      • Good luck! Obviously I tested this idea for quite a few years in my mind as I was getting my finances (and health) into an enabling position. I vacillated between Tassie and far east Gippsland for a long time before got I pulled west based on comparatively cheaper housing and what I considered to be more employment opportunities. Being able to do it by myself with a tiny mortgage and keeping other investments means that I’m not financially stressed, a benefit the magnitude of which I am certain I don’t fully comprehend. My advice would be to strategise and plan, but also don’t hesitate too long if you are ready emotionally and financially for it. I have not felt lonely, afraid, uncertain of my decisions, unsafe or even a smidgen of regret for a second since I have done this, and I moved to a region I had visited on a day trip once when I was 6 and where I knew no one and had no work lined up. Going to a region I hadn’t previously considered was the right thing to do (I only considered this region because far east Gippsland became too expensive and in the age of Covid need to travel by plane to see my parents became untenable). The right attitude can work wonders and taking a calculated risk where you de-risk as much as possible can work out (of course I got lucky with the house, it is structurally sound and very livable even without new curtains and carpet).

  5. SweeperMEMBER

    After a day of back and forth’s with the BitCranks, I have learned the following:

    1. EFTPOS is money
    2. Technology = Money
    3. Monetary Economics teaches that technology = money
    4. It is perfectly legal to tax people even if you are not the state
    5. Inflation is out of control. Central Bankers are all addicted to inflation (even though theyve all missed their targets for over 20 years)
    6. The money market is a partial equilibrium market. Prices are solely determined on the supply side – by what the CB does – and they always create too much money (see point 5)
    7. The best type of money is one which nobody uses as money.
    8. Gresham’s law is wrong.
    9. It is better to make money scarce and decentralised so it’s impossible to respond to money demand shocks and everyone lives in a permanent depression.

    .

    • The Traveling Wilbur

      That’s awesome news for 99.9% of the people in this country – especially all of Deliveroo’s new ’employees’.

      The only way this could have been better is if either party to the matter had been called “Vibe”.

      • The Traveling Wilbur

        It does now.
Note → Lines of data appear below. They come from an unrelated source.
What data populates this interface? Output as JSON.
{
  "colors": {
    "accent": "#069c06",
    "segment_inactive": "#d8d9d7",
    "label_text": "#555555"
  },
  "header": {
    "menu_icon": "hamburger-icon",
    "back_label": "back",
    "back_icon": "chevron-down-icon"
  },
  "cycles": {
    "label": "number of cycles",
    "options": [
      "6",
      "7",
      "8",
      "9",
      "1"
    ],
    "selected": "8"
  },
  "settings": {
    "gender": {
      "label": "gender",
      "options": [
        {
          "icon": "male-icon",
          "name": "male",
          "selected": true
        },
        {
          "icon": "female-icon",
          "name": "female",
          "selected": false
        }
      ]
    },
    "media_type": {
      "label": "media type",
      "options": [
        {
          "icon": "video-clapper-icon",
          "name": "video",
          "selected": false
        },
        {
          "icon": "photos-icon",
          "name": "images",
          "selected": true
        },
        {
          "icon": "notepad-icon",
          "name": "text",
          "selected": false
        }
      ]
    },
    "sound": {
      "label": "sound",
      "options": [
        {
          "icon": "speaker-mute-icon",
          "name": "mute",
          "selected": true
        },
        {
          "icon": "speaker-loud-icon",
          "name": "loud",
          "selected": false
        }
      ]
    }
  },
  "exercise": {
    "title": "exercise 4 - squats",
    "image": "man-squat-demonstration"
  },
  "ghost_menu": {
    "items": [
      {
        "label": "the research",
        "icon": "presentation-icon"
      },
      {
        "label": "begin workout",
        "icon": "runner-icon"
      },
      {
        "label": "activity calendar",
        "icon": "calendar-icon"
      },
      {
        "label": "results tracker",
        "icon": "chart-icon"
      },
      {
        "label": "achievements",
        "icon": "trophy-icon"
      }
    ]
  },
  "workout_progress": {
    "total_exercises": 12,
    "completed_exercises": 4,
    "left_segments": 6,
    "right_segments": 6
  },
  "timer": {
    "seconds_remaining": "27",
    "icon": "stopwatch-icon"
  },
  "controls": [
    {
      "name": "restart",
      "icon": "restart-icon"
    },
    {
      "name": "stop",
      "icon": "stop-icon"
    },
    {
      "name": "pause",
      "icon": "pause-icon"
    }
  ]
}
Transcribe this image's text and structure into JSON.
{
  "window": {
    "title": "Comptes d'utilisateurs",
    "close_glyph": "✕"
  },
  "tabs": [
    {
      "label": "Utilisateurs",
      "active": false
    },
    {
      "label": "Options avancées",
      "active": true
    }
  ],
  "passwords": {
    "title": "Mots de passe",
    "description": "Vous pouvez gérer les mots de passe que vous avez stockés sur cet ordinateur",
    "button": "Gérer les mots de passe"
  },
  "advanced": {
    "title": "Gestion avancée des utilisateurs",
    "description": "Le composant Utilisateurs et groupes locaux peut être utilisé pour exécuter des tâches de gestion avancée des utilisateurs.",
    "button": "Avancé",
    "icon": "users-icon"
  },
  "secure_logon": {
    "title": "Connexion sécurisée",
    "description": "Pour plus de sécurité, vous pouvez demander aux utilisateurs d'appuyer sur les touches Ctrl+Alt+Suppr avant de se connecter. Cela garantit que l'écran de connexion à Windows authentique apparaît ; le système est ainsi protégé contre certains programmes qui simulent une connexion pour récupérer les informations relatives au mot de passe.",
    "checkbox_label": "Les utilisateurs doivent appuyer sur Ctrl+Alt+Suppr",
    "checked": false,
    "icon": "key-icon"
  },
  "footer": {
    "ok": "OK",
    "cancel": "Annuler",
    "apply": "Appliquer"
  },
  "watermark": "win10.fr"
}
Fckn.

        Actually one other thing that would make this better is if the Judge(s) [I haven’t read the judgement] were all crotchety oldies who’d never ordered food delivered via an app in their live(s). That would be even awesomer.

    • happy valleyMEMBER

      Thank goodness Straya at every level of gubmint has the best-in-the world gubmints and would never let anything as stupid as that happen?

    • Ta. It’s all about batteries. I don’t think my clunker(s) can last another 8 years though.

    • Ronin8317MEMBER

      It’s not the price of electric vehicle going down.

      It’s the price of petrol and diesel cars going up.

    • MathiasMEMBER

      If Solar was subsidised as much as the Oil industry, Im sure Labor wouldnt need to be cheap. Oil is clearly protecting itself.

      The entire Western System is based on keeping jobs going, even if that means protecting old industries and intentionally trying to prevent progress from happening.

      We had electric cars in the 1950s just Oil Companys managed to keep it under wraps. Thats 80 years of technological improvements which have been stifled because of a political system that protects dated views.

  6. MathiasMEMBER

    GBPUSD to 1.43300

    MB likes to Trade AUDUSD. For some reason, I find it AUDUSD to be downright aweful. Perhaps, I need to learn more.

    • All humans (and other animals too) hate change and will do anything to avoid it. But when the crunch comes, we are pretty good at it.